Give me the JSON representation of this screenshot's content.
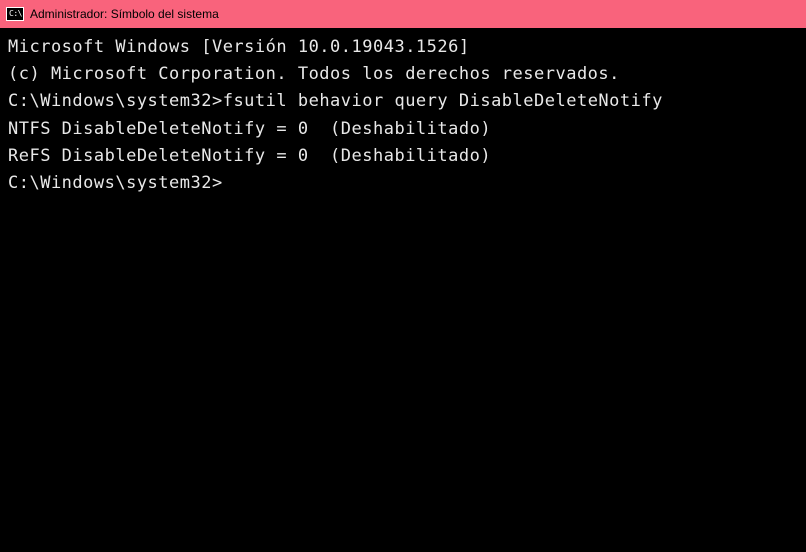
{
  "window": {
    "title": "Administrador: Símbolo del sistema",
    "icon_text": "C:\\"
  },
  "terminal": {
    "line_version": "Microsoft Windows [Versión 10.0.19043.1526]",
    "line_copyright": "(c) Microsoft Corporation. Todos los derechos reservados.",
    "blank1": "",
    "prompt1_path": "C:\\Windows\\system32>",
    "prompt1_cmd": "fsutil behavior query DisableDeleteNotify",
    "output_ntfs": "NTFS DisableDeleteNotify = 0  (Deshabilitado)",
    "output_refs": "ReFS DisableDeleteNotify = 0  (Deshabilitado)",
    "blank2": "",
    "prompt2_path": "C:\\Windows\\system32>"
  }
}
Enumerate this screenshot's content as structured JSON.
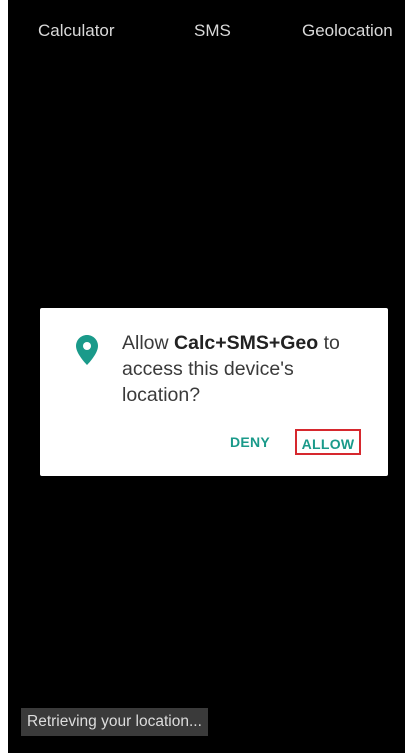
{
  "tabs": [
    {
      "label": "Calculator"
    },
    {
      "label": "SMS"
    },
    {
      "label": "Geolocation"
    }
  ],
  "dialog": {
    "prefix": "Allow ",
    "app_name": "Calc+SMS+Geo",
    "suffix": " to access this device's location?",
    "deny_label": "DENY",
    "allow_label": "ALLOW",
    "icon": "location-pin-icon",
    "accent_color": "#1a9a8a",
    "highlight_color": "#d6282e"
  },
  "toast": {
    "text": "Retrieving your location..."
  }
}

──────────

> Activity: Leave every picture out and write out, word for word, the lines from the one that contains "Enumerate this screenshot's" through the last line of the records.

> Answer box:
Enumerate this screenshot's content as structured JSON.
{
  "tabs": [
    {
      "label": "Calculator"
    },
    {
      "label": "SMS"
    },
    {
      "label": "Geolocation"
    }
  ],
  "dialog": {
    "prefix": "Allow ",
    "app_name": "Calc+SMS+Geo",
    "suffix": " to access this device's location?",
    "deny_label": "DENY",
    "allow_label": "ALLOW",
    "icon": "location-pin-icon",
    "accent_color": "#1a9a8a",
    "highlight_color": "#d6282e"
  },
  "toast": {
    "text": "Retrieving your location..."
  }
}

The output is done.